Last but not least, make copies of the letters you send and receive to ensure the entire debt collecting process is well-documented. It will help you with similar future actions, and it will also provide you with evidence that you tried collecting the debt before being forced to initiate legal proceedings if it comes to that.
What to Include in a Lawyer Debt Collection Letter
There are certain elements that every lawyer debt collection letter should have, no matter who writes it and to whom. The body of the letter should be personalized, as we already mentioned, but it shouldn’t miss its purpose.
Here’s what every debt letter should include:
- Date of the letter
- Lawyer’s name, firm, and address
- Client’s name and address
- A subject line that states its purpose
- The precise amount the client owed your firm and the date when the payment was due
- Instructions on how to pay the debt and the new deadline
- A polite ask that the client gets back to you, especially if they need a payment plan or think you made an accounting mistake.
Depending on the client’s reply, your following letter should include the payment plan or another polite reminder of what you are trying to bill them. It wouldn’t hurt if you would also:
- Reassure the debtor that you would like to keep them as a client and therefore require a timely payment for your services
- Leave room for the possibility that the client paid their bill, and you failed to track the payment

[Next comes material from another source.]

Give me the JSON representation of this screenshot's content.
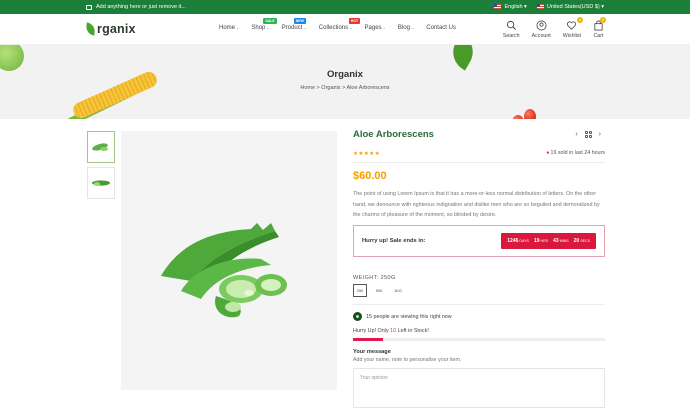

In the later stages of the debt collection process, if the client’s reply wasn’t favorable or you haven’t received a reply at all, you should state your next course of action. Before taking the efforts to collect the debt to the next level, warn the client about the impending legal proceedings and give them one more chance to make the payment.
Your final email should list what actions you are taking to collect the debt and remind the client they still have the right to dispute it in due time. Remember to stay polite and direct, and list all available options that both you and your client have at your disposal.
If it eventually comes to that, inform your client whether you will file a lawsuit against them or hire a debt collection agency to collect the debt on your behalf.
The whole debt collecting process can be pretty frustrating, and it probably won’t always end the way you’d want it to end. Your client could think that you are wrong for trying to charge them or that your services were not of satisfying quality and refuse to pay, or even sue you for professional negligence.
Even if they are wrong and don’t have the grounds for a lawsuit, you would still have to defend the claim. Being a lawyer, you know how costly and exhausting these claims can be, and you should get all the help you can to deal with them.
That’s why it is crucial that every lawyer carries legal professional liability insurance, the policy that would help you defend negligence or malpractice claims, among others. You are perfectly aware that you can never be too cautious when it comes to defending a lawsuit, and every investment in protecting your firm is a wise investment.
If you still haven’t purchased your legal malpractice insurance policy, you can start by signing up to Embroker’s digital platform and getting your online quote.
These are some of the most common ways in which lawyers can slip up professionally and face legal malpractice claims. How can attorneys minimize these common mistakes and their chances of being sued?